* Your instructions: Every line below should be given again without alteration.

___

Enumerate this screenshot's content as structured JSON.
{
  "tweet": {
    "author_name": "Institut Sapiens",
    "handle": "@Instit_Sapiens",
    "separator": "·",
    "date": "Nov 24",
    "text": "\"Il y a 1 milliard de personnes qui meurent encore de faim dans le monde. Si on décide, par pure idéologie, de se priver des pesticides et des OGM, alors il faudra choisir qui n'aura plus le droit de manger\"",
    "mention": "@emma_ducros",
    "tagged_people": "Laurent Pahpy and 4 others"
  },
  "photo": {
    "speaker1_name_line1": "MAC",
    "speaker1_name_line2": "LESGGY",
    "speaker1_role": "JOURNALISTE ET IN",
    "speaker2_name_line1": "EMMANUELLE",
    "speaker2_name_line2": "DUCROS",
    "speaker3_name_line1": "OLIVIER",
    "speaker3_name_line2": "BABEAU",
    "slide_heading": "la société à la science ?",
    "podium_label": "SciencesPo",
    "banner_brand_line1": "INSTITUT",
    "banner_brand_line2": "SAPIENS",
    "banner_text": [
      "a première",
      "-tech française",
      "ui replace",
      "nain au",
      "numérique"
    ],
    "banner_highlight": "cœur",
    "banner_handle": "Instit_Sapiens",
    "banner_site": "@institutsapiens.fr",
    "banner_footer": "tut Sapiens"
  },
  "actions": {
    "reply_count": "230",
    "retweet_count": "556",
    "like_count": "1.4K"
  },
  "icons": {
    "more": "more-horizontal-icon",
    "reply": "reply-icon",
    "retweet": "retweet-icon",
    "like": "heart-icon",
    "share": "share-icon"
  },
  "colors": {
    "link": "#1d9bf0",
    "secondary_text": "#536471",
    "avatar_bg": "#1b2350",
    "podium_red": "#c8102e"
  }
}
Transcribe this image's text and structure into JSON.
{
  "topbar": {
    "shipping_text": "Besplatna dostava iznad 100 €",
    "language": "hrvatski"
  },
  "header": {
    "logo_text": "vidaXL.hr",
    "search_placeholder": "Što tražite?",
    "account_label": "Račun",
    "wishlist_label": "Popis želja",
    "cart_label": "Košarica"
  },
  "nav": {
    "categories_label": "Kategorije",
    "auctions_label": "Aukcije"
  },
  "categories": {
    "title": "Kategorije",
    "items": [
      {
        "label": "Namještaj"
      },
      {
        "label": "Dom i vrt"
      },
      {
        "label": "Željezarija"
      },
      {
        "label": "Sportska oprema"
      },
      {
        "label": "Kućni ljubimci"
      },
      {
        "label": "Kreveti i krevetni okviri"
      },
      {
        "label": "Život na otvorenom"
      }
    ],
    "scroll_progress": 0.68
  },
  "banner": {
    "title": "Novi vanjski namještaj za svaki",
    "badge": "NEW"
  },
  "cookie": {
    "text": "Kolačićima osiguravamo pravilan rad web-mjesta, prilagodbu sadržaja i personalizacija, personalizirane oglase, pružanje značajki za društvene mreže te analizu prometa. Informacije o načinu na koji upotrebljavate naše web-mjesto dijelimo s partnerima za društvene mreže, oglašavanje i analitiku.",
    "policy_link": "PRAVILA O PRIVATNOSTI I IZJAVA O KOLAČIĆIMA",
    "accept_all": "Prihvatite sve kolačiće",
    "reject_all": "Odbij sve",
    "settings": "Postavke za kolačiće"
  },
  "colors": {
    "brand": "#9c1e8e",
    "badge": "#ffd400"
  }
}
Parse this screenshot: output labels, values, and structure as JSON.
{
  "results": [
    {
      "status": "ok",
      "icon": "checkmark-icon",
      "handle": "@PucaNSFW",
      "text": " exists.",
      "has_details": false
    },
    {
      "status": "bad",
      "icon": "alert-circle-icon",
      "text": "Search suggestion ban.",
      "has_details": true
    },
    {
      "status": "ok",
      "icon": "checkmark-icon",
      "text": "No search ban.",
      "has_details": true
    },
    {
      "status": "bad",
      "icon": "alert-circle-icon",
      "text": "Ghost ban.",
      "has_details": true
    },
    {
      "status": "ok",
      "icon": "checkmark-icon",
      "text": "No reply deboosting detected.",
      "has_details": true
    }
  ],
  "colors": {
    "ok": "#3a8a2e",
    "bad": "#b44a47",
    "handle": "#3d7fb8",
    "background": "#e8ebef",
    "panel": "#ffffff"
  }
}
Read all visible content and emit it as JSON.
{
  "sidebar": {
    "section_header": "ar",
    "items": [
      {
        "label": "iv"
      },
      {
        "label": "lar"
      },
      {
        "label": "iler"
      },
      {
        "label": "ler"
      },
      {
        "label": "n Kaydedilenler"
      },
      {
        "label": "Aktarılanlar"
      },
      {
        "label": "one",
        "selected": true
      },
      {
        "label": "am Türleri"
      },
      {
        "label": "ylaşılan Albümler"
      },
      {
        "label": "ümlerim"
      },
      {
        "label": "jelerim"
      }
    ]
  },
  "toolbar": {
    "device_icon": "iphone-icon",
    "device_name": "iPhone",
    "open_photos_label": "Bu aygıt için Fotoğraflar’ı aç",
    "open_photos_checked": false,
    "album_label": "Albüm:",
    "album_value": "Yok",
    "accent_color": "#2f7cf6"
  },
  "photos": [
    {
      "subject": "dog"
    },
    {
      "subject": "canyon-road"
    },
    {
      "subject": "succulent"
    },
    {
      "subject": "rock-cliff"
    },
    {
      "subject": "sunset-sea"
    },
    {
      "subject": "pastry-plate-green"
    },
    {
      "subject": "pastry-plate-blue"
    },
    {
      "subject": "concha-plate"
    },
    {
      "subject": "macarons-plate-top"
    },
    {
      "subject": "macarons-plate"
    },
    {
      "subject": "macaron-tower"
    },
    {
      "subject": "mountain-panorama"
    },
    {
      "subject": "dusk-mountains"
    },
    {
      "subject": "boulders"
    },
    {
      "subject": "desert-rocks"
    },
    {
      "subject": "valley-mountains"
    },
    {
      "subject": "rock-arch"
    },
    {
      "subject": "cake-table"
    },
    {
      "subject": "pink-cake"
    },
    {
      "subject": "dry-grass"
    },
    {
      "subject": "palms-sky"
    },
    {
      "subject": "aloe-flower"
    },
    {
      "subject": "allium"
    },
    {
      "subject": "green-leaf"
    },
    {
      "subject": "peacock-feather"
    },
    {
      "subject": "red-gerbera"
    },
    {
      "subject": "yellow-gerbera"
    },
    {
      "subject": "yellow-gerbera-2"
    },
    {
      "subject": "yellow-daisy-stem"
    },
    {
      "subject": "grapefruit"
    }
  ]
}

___

* Written solution:
Enumerate this screenshot's content as structured JSON.
{
  "tweet": {
    "author_name": "Institut Sapiens",
    "handle": "@Instit_Sapiens",
    "separator": "·",
    "date": "Nov 24",
    "text": "\"Il y a 1 milliard de personnes qui meurent encore de faim dans le monde. Si on décide, par pure idéologie, de se priver des pesticides et des OGM, alors il faudra choisir qui n'aura plus le droit de manger\"",
    "mention": "@emma_ducros",
    "tagged_people": "Laurent Pahpy and 4 others"
  },
  "photo": {
    "speaker1_name_line1": "MAC",
    "speaker1_name_line2": "LESGGY",
    "speaker1_role": "JOURNALISTE ET IN",
    "speaker2_name_line1": "EMMANUELLE",
    "speaker2_name_line2": "DUCROS",
    "speaker3_name_line1": "OLIVIER",
    "speaker3_name_line2": "BABEAU",
    "slide_heading": "la société à la science ?",
    "podium_label": "SciencesPo",
    "banner_brand_line1": "INSTITUT",
    "banner_brand_line2": "SAPIENS",
    "banner_text": [
      "a première",
      "-tech française",
      "ui replace",
      "nain au",
      "numérique"
    ],
    "banner_highlight": "cœur",
    "banner_handle": "Instit_Sapiens",
    "banner_site": "@institutsapiens.fr",
    "banner_footer": "tut Sapiens"
  },
  "actions": {
    "reply_count": "230",
    "retweet_count": "556",
    "like_count": "1.4K"
  },
  "icons": {
    "more": "more-horizontal-icon",
    "reply": "reply-icon",
    "retweet": "retweet-icon",
    "like": "heart-icon",
    "share": "share-icon"
  },
  "colors": {
    "link": "#1d9bf0",
    "secondary_text": "#536471",
    "avatar_bg": "#1b2350",
    "podium_red": "#c8102e"
  }
}
Transcribe this image's text and structure into JSON.
{
  "topbar": {
    "shipping_text": "Besplatna dostava iznad 100 €",
    "language": "hrvatski"
  },
  "header": {
    "logo_text": "vidaXL.hr",
    "search_placeholder": "Što tražite?",
    "account_label": "Račun",
    "wishlist_label": "Popis želja",
    "cart_label": "Košarica"
  },
  "nav": {
    "categories_label": "Kategorije",
    "auctions_label": "Aukcije"
  },
  "categories": {
    "title": "Kategorije",
    "items": [
      {
        "label": "Namještaj"
      },
      {
        "label": "Dom i vrt"
      },
      {
        "label": "Željezarija"
      },
      {
        "label": "Sportska oprema"
      },
      {
        "label": "Kućni ljubimci"
      },
      {
        "label": "Kreveti i krevetni okviri"
      },
      {
        "label": "Život na otvorenom"
      }
    ],
    "scroll_progress": 0.68
  },
  "banner": {
    "title": "Novi vanjski namještaj za svaki",
    "badge": "NEW"
  },
  "cookie": {
    "text": "Kolačićima osiguravamo pravilan rad web-mjesta, prilagodbu sadržaja i personalizacija, personalizirane oglase, pružanje značajki za društvene mreže te analizu prometa. Informacije o načinu na koji upotrebljavate naše web-mjesto dijelimo s partnerima za društvene mreže, oglašavanje i analitiku.",
    "policy_link": "PRAVILA O PRIVATNOSTI I IZJAVA O KOLAČIĆIMA",
    "accept_all": "Prihvatite sve kolačiće",
    "reject_all": "Odbij sve",
    "settings": "Postavke za kolačiće"
  },
  "colors": {
    "brand": "#9c1e8e",
    "badge": "#ffd400"
  }
}
Parse this screenshot: output labels, values, and structure as JSON.
{
  "results": [
    {
      "status": "ok",
      "icon": "checkmark-icon",
      "handle": "@PucaNSFW",
      "text": " exists.",
      "has_details": false
    },
    {
      "status": "bad",
      "icon": "alert-circle-icon",
      "text": "Search suggestion ban.",
      "has_details": true
    },
    {
      "status": "ok",
      "icon": "checkmark-icon",
      "text": "No search ban.",
      "has_details": true
    },
    {
      "status": "bad",
      "icon": "alert-circle-icon",
      "text": "Ghost ban.",
      "has_details": true
    },
    {
      "status": "ok",
      "icon": "checkmark-icon",
      "text": "No reply deboosting detected.",
      "has_details": true
    }
  ],
  "colors": {
    "ok": "#3a8a2e",
    "bad": "#b44a47",
    "handle": "#3d7fb8",
    "background": "#e8ebef",
    "panel": "#ffffff"
  }
}
Read all visible content and emit it as JSON.
{
  "sidebar": {
    "section_header": "ar",
    "items": [
      {
        "label": "iv"
      },
      {
        "label": "lar"
      },
      {
        "label": "iler"
      },
      {
        "label": "ler"
      },
      {
        "label": "n Kaydedilenler"
      },
      {
        "label": "Aktarılanlar"
      },
      {
        "label": "one",
        "selected": true
      },
      {
        "label": "am Türleri"
      },
      {
        "label": "ylaşılan Albümler"
      },
      {
        "label": "ümlerim"
      },
      {
        "label": "jelerim"
      }
    ]
  },
  "toolbar": {
    "device_icon": "iphone-icon",
    "device_name": "iPhone",
    "open_photos_label": "Bu aygıt için Fotoğraflar’ı aç",
    "open_photos_checked": false,
    "album_label": "Albüm:",
    "album_value": "Yok",
    "accent_color": "#2f7cf6"
  },
  "photos": [
    {
      "subject": "dog"
    },
    {
      "subject": "canyon-road"
    },
    {
      "subject": "succulent"
    },
    {
      "subject": "rock-cliff"
    },
    {
      "subject": "sunset-sea"
    },
    {
      "subject": "pastry-plate-green"
    },
    {
      "subject": "pastry-plate-blue"
    },
    {
      "subject": "concha-plate"
    },
    {
      "subject": "macarons-plate-top"
    },
    {
      "subject": "macarons-plate"
    },
    {
      "subject": "macaron-tower"
    },
    {
      "subject": "mountain-panorama"
    },
    {
      "subject": "dusk-mountains"
    },
    {
      "subject": "boulders"
    },
    {
      "subject": "desert-rocks"
    },
    {
      "subject": "valley-mountains"
    },
    {
      "subject": "rock-arch"
    },
    {
      "subject": "cake-table"
    },
    {
      "subject": "pink-cake"
    },
    {
      "subject": "dry-grass"
    },
    {
      "subject": "palms-sky"
    },
    {
      "subject": "aloe-flower"
    },
    {
      "subject": "allium"
    },
    {
      "subject": "green-leaf"
    },
    {
      "subject": "peacock-feather"
    },
    {
      "subject": "red-gerbera"
    },
    {
      "subject": "yellow-gerbera"
    },
    {
      "subject": "yellow-gerbera-2"
    },
    {
      "subject": "yellow-daisy-stem"
    },
    {
      "subject": "grapefruit"
    }
  ]
}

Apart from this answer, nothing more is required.